NLRB Rules Temp Workers Can Join Unions

The National Labor Relations Board (NLRB) has ruled that temporary workers may vote for, and be included in, the same collective bargaining units as full-time employees without the consent of the temporary agency or the employer. [M.B. Sturgis, Inc., 331 NLRB 173] Both labor union and business management officials expect the decision to facilitate union organizing among the United States' 5.6 million temporary workers.

According to industry sources, some solid waste companies with unionized employees already are feeling the decision's impacts. Several of these companies are negotiating preemptively with their employees' unions, to find an appropriate response to the decision.

The case leading to this decision involved two separate union petitions - one at a Missouri gas hose manufacturing plant and one at an Indiana shipyard. In Missouri, the employer wanted 10 to 15 of its temporary employees to be included in the union, but the union opposed the workers' inclusion. Conversely, in Indiana, the local union sought to add 30 temporary welders to a bargaining unit of 600 employees, but the employer objected.

However, because each case raised identical issues concerning the rights of so-called "joint employees" who come from temporary agencies and do the same work as other full-time employees, the NLRB consolidated the two cases.

Prior NLRB decisions have held that temporary employees are joint employees who cannot be included in a union. But in a 3-to-1 decision, the NLRB ruled that employees of temporary agencies may vote for and be included in the same collective bargaining units as their customers' regular employees.

Until now multi-employer bargaining has required the mutual consent of both employers, but this decision overrules a 1990 decision and a 1973 decision involving multiple employers and temporary workers.

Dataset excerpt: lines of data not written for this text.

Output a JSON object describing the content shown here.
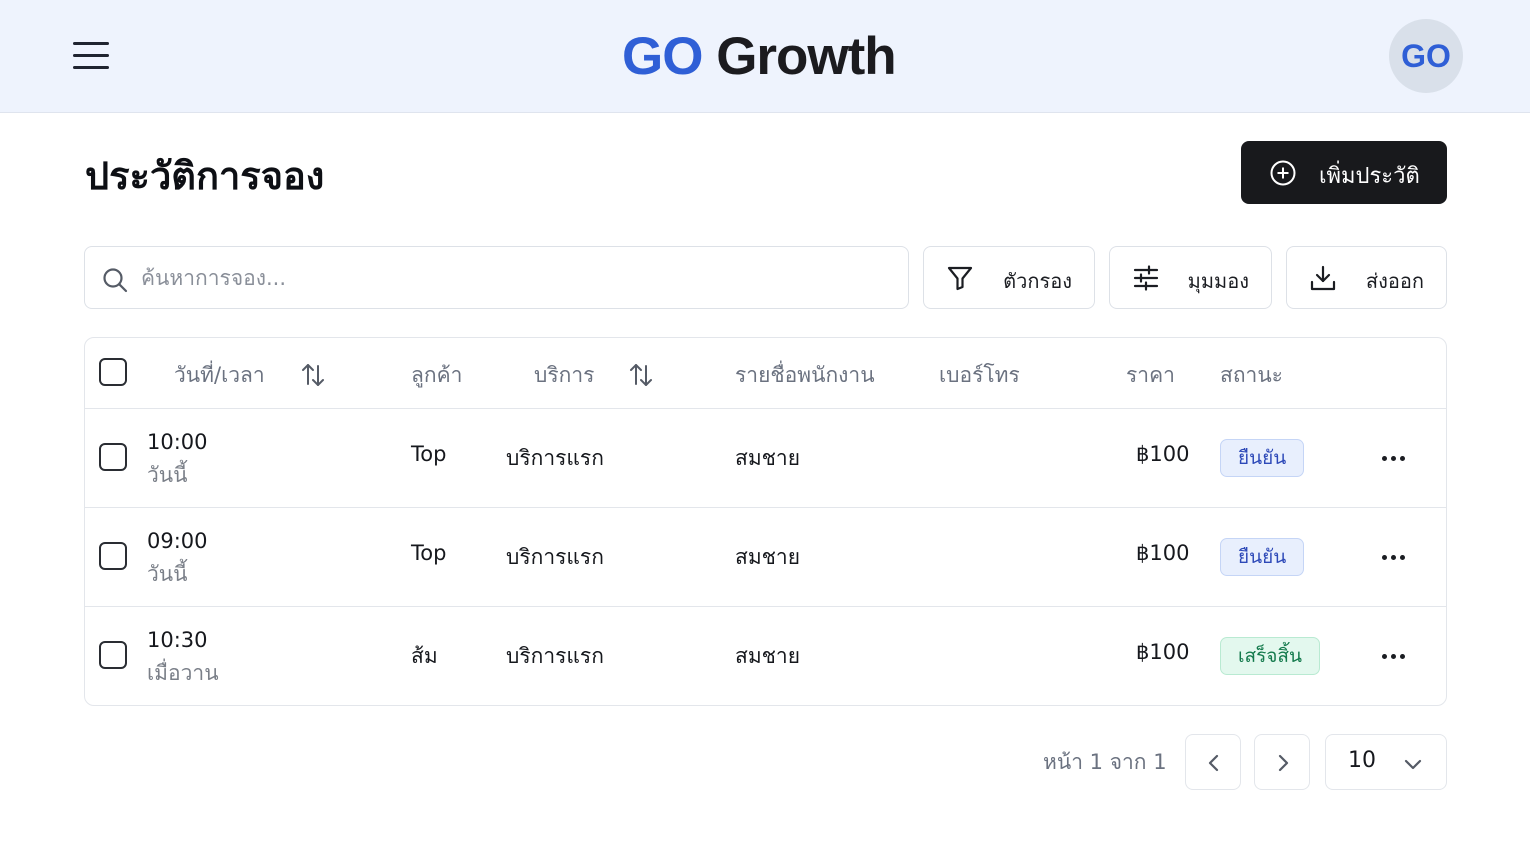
{
  "header": {
    "logo_go": "GO",
    "logo_growth": "Growth",
    "avatar_text": "GO",
    "brand_color": "#2f5fd6"
  },
  "page": {
    "title": "ประวัติการจอง",
    "add_button": "เพิ่มประวัติ"
  },
  "toolbar": {
    "search_placeholder": "ค้นหาการจอง...",
    "filter_label": "ตัวกรอง",
    "view_label": "มุมมอง",
    "export_label": "ส่งออก"
  },
  "table": {
    "columns": {
      "datetime": "วันที่/เวลา",
      "customer": "ลูกค้า",
      "service": "บริการ",
      "staff": "รายชื่อพนักงาน",
      "phone": "เบอร์โทร",
      "price": "ราคา",
      "status": "สถานะ"
    },
    "rows": [
      {
        "time": "10:00",
        "day": "วันนี้",
        "customer": "Top",
        "service": "บริการแรก",
        "staff": "สมชาย",
        "phone": "",
        "price": "฿100",
        "status": "ยืนยัน",
        "status_color": "blue"
      },
      {
        "time": "09:00",
        "day": "วันนี้",
        "customer": "Top",
        "service": "บริการแรก",
        "staff": "สมชาย",
        "phone": "",
        "price": "฿100",
        "status": "ยืนยัน",
        "status_color": "blue"
      },
      {
        "time": "10:30",
        "day": "เมื่อวาน",
        "customer": "ส้ม",
        "service": "บริการแรก",
        "staff": "สมชาย",
        "phone": "",
        "price": "฿100",
        "status": "เสร็จสิ้น",
        "status_color": "green"
      }
    ]
  },
  "pagination": {
    "info": "หน้า 1 จาก 1",
    "page_size": "10"
  }
}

In its M.B. Sturgis analysis, the NLRB used a "community of interest test" to determine whether the temporary employees involved had enough mutual interest in wages, scheduling and working conditions to form a collective bargaining unit. The NLRB found that temporary employees at the Missouri and Indiana facilities shared enough interests with "regular" employees to merit the "joint employee" classification. For this reason, the NLRB concluded the proposed units do not constitute multi-employer units requiring both employers' consent.

In his dissent, Judge J. Robert Brame argued that the reversal of several decades of NLRB precedent is improper. As a result of this decision, he said, employers will be forced into collective bargaining with another employer's employees.

In the interest of facilitating union organizing in the modern workplace, Brame continued, this decision sacrifices the fundamental principle of commonality of interest.

By expanding union organizers' ability to add temporary employees to existing collective bargaining units, the decision also might eliminate or reduce many of the cost advantages of having temporary workers, according to business management officials.

AFL-CIO President John Sweeny calls the ruling "an important step" in addressing the rights of temporary workers and says employers should expect to receive new union petitions seeking to organize temporary employee bargaining units.